A will is a fundamental part of your Florida estate plan. Yet, in some cases, you may have certain estate planning objectives that a will does not help you accomplish. Trusts are another type of estate planning tool. While they, like wills, allow you to leave assets behind for specified beneficiaries, they may offer other benefits, too.
According to Kiplinger, when you establish a trust, you also appoint someone trustee. It becomes this individual’s job to oversee distributions and otherwise manage the trust. Different types of trusts exist, but establishing one may allow you to do the following, which a will typically cannot.
If you have fears about creditors coming after your estate after your death and taking some of what you intend to leave behind, a trust gives you a way around this. Once you include assets in a trust, they are no longer your property.
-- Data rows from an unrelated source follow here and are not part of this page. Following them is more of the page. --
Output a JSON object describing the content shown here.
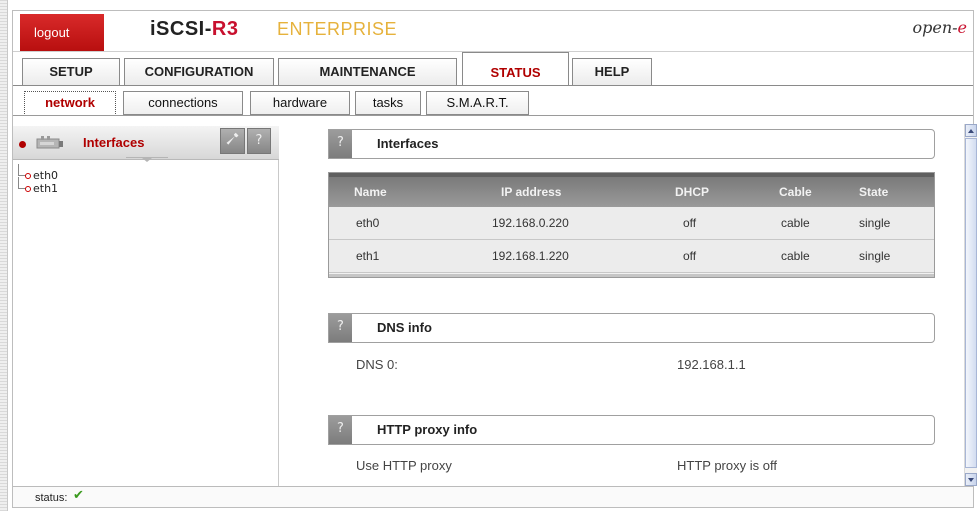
{
  "header": {
    "logout_label": "logout",
    "brand_main": "iSCSI-",
    "brand_suffix": "R3",
    "edition": "ENTERPRISE",
    "vendor_main": "open-",
    "vendor_suffix": "e"
  },
  "main_tabs": [
    {
      "label": "SETUP"
    },
    {
      "label": "CONFIGURATION"
    },
    {
      "label": "MAINTENANCE"
    },
    {
      "label": "STATUS",
      "active": true
    },
    {
      "label": "HELP"
    }
  ],
  "sub_tabs": [
    {
      "label": "network",
      "active": true
    },
    {
      "label": "connections"
    },
    {
      "label": "hardware"
    },
    {
      "label": "tasks"
    },
    {
      "label": "S.M.A.R.T."
    }
  ],
  "left_panel": {
    "title": "Interfaces",
    "help_label": "?",
    "tree": [
      "eth0",
      "eth1"
    ]
  },
  "sections": {
    "interfaces": {
      "help_label": "?",
      "title": "Interfaces",
      "columns": [
        "Name",
        "IP address",
        "DHCP",
        "Cable",
        "State"
      ],
      "rows": [
        [
          "eth0",
          "192.168.0.220",
          "off",
          "cable",
          "single"
        ],
        [
          "eth1",
          "192.168.1.220",
          "off",
          "cable",
          "single"
        ]
      ]
    },
    "dns": {
      "help_label": "?",
      "title": "DNS info",
      "label": "DNS 0:",
      "value": "192.168.1.1"
    },
    "proxy": {
      "help_label": "?",
      "title": "HTTP proxy info",
      "label": "Use HTTP proxy",
      "value": "HTTP proxy is off"
    }
  },
  "status_bar": {
    "label": "status:",
    "icon": "check-icon"
  },
  "colors": {
    "brand_red": "#c8102e",
    "edition_gold": "#e6b23c",
    "active_tab": "#b00000",
    "status_ok": "#3a9a1d"
  }
}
Instead, they are the property of your trustee, so they stay safe if creditors come after your estate.
Probate is the legal process involved in validating your will. It is often complex and timely, but any assets you place into a trust avoid the probate process entirely.
When you leave a loved one’s assets in a standard will and that loved one is also a recipient of government benefits, such as Medicaid, you risk your beneficiary not qualifying for benefits during means-testing. Assets you transfer through a trust do not come into play during means-testing.
Some trusts are revocable, or changeable, and some are not. Make sure you understand the benefits associated with each type of trust you consider before creating one.